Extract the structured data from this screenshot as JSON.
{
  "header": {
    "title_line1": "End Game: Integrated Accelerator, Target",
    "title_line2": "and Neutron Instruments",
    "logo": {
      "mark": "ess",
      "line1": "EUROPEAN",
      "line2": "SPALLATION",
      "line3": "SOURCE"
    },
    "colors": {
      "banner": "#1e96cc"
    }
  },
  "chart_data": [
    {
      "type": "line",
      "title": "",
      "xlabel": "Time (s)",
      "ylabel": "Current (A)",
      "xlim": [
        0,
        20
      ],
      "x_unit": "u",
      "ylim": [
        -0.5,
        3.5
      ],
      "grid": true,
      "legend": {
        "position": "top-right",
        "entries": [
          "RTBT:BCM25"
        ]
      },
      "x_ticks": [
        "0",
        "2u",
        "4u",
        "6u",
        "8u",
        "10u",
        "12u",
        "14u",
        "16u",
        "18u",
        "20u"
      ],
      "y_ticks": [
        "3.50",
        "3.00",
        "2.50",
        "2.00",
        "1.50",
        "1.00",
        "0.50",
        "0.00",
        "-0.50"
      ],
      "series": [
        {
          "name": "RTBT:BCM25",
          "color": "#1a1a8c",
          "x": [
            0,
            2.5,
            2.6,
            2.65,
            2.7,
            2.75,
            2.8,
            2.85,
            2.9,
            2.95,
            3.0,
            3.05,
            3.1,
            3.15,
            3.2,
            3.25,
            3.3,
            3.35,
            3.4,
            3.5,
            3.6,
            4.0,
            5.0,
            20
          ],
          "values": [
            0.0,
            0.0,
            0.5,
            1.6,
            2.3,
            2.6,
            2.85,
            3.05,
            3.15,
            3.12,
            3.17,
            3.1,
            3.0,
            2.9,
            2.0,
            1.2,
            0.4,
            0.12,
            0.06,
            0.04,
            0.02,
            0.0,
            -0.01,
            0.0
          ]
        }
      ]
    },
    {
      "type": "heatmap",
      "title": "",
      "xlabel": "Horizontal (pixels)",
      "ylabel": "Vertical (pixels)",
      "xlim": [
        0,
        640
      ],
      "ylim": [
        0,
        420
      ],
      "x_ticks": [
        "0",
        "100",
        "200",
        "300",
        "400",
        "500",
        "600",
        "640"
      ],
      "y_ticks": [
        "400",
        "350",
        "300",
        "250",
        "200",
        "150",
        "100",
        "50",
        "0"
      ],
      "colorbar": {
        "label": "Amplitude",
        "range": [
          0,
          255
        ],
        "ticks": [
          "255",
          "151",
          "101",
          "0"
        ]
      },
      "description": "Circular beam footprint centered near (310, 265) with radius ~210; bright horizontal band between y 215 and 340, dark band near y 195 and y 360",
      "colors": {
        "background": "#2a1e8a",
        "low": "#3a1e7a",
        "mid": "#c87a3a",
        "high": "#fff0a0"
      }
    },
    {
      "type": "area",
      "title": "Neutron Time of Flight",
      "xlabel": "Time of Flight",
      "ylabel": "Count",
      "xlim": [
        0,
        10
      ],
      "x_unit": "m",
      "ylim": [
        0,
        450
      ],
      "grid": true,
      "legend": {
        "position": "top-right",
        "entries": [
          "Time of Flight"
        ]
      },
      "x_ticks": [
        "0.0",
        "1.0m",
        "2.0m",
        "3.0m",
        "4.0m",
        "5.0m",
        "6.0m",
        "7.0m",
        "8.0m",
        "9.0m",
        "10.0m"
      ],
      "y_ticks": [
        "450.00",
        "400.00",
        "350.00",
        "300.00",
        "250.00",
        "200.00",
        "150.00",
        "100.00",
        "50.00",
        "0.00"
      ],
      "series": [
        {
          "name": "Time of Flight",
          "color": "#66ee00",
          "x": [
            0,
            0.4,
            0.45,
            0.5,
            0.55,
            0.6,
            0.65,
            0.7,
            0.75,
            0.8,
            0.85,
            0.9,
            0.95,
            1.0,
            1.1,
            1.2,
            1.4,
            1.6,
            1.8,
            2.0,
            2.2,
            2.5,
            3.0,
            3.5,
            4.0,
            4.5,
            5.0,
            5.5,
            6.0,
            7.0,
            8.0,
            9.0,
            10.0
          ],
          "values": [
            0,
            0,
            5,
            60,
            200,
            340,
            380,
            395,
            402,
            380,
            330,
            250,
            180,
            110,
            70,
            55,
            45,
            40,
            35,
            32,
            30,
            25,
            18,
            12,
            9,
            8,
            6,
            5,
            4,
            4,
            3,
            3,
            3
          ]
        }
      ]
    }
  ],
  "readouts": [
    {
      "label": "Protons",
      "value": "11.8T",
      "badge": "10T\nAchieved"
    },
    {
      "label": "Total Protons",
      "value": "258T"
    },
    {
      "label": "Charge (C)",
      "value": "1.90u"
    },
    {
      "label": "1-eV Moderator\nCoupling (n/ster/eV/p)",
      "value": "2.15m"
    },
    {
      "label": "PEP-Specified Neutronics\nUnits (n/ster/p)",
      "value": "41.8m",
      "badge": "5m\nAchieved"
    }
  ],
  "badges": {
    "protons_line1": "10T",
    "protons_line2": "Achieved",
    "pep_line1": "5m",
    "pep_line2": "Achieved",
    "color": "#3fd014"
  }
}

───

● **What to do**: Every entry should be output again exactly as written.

● **Output for this exercise**:
Extract the structured data from this screenshot as JSON.
{
  "header": {
    "title_line1": "End Game: Integrated Accelerator, Target",
    "title_line2": "and Neutron Instruments",
    "logo": {
      "mark": "ess",
      "line1": "EUROPEAN",
      "line2": "SPALLATION",
      "line3": "SOURCE"
    },
    "colors": {
      "banner": "#1e96cc"
    }
  },
  "chart_data": [
    {
      "type": "line",
      "title": "",
      "xlabel": "Time (s)",
      "ylabel": "Current (A)",
      "xlim": [
        0,
        20
      ],
      "x_unit": "u",
      "ylim": [
        -0.5,
        3.5
      ],
      "grid": true,
      "legend": {
        "position": "top-right",
        "entries": [
          "RTBT:BCM25"
        ]
      },
      "x_ticks": [
        "0",
        "2u",
        "4u",
        "6u",
        "8u",
        "10u",
        "12u",
        "14u",
        "16u",
        "18u",
        "20u"
      ],
      "y_ticks": [
        "3.50",
        "3.00",
        "2.50",
        "2.00",
        "1.50",
        "1.00",
        "0.50",
        "0.00",
        "-0.50"
      ],
      "series": [
        {
          "name": "RTBT:BCM25",
          "color": "#1a1a8c",
          "x": [
            0,
            2.5,
            2.6,
            2.65,
            2.7,
            2.75,
            2.8,
            2.85,
            2.9,
            2.95,
            3.0,
            3.05,
            3.1,
            3.15,
            3.2,
            3.25,
            3.3,
            3.35,
            3.4,
            3.5,
            3.6,
            4.0,
            5.0,
            20
          ],
          "values": [
            0.0,
            0.0,
            0.5,
            1.6,
            2.3,
            2.6,
            2.85,
            3.05,
            3.15,
            3.12,
            3.17,
            3.1,
            3.0,
            2.9,
            2.0,
            1.2,
            0.4,
            0.12,
            0.06,
            0.04,
            0.02,
            0.0,
            -0.01,
            0.0
          ]
        }
      ]
    },
    {
      "type": "heatmap",
      "title": "",
      "xlabel": "Horizontal (pixels)",
      "ylabel": "Vertical (pixels)",
      "xlim": [
        0,
        640
      ],
      "ylim": [
        0,
        420
      ],
      "x_ticks": [
        "0",
        "100",
        "200",
        "300",
        "400",
        "500",
        "600",
        "640"
      ],
      "y_ticks": [
        "400",
        "350",
        "300",
        "250",
        "200",
        "150",
        "100",
        "50",
        "0"
      ],
      "colorbar": {
        "label": "Amplitude",
        "range": [
          0,
          255
        ],
        "ticks": [
          "255",
          "151",
          "101",
          "0"
        ]
      },
      "description": "Circular beam footprint centered near (310, 265) with radius ~210; bright horizontal band between y 215 and 340, dark band near y 195 and y 360",
      "colors": {
        "background": "#2a1e8a",
        "low": "#3a1e7a",
        "mid": "#c87a3a",
        "high": "#fff0a0"
      }
    },
    {
      "type": "area",
      "title": "Neutron Time of Flight",
      "xlabel": "Time of Flight",
      "ylabel": "Count",
      "xlim": [
        0,
        10
      ],
      "x_unit": "m",
      "ylim": [
        0,
        450
      ],
      "grid": true,
      "legend": {
        "position": "top-right",
        "entries": [
          "Time of Flight"
        ]
      },
      "x_ticks": [
        "0.0",
        "1.0m",
        "2.0m",
        "3.0m",
        "4.0m",
        "5.0m",
        "6.0m",
        "7.0m",
        "8.0m",
        "9.0m",
        "10.0m"
      ],
      "y_ticks": [
        "450.00",
        "400.00",
        "350.00",
        "300.00",
        "250.00",
        "200.00",
        "150.00",
        "100.00",
        "50.00",
        "0.00"
      ],
      "series": [
        {
          "name": "Time of Flight",
          "color": "#66ee00",
          "x": [
            0,
            0.4,
            0.45,
            0.5,
            0.55,
            0.6,
            0.65,
            0.7,
            0.75,
            0.8,
            0.85,
            0.9,
            0.95,
            1.0,
            1.1,
            1.2,
            1.4,
            1.6,
            1.8,
            2.0,
            2.2,
            2.5,
            3.0,
            3.5,
            4.0,
            4.5,
            5.0,
            5.5,
            6.0,
            7.0,
            8.0,
            9.0,
            10.0
          ],
          "values": [
            0,
            0,
            5,
            60,
            200,
            340,
            380,
            395,
            402,
            380,
            330,
            250,
            180,
            110,
            70,
            55,
            45,
            40,
            35,
            32,
            30,
            25,
            18,
            12,
            9,
            8,
            6,
            5,
            4,
            4,
            3,
            3,
            3
          ]
        }
      ]
    }
  ],
  "readouts": [
    {
      "label": "Protons",
      "value": "11.8T",
      "badge": "10T\nAchieved"
    },
    {
      "label": "Total Protons",
      "value": "258T"
    },
    {
      "label": "Charge (C)",
      "value": "1.90u"
    },
    {
      "label": "1-eV Moderator\nCoupling (n/ster/eV/p)",
      "value": "2.15m"
    },
    {
      "label": "PEP-Specified Neutronics\nUnits (n/ster/p)",
      "value": "41.8m",
      "badge": "5m\nAchieved"
    }
  ],
  "badges": {
    "protons_line1": "10T",
    "protons_line2": "Achieved",
    "pep_line1": "5m",
    "pep_line2": "Achieved",
    "color": "#3fd014"
  }
}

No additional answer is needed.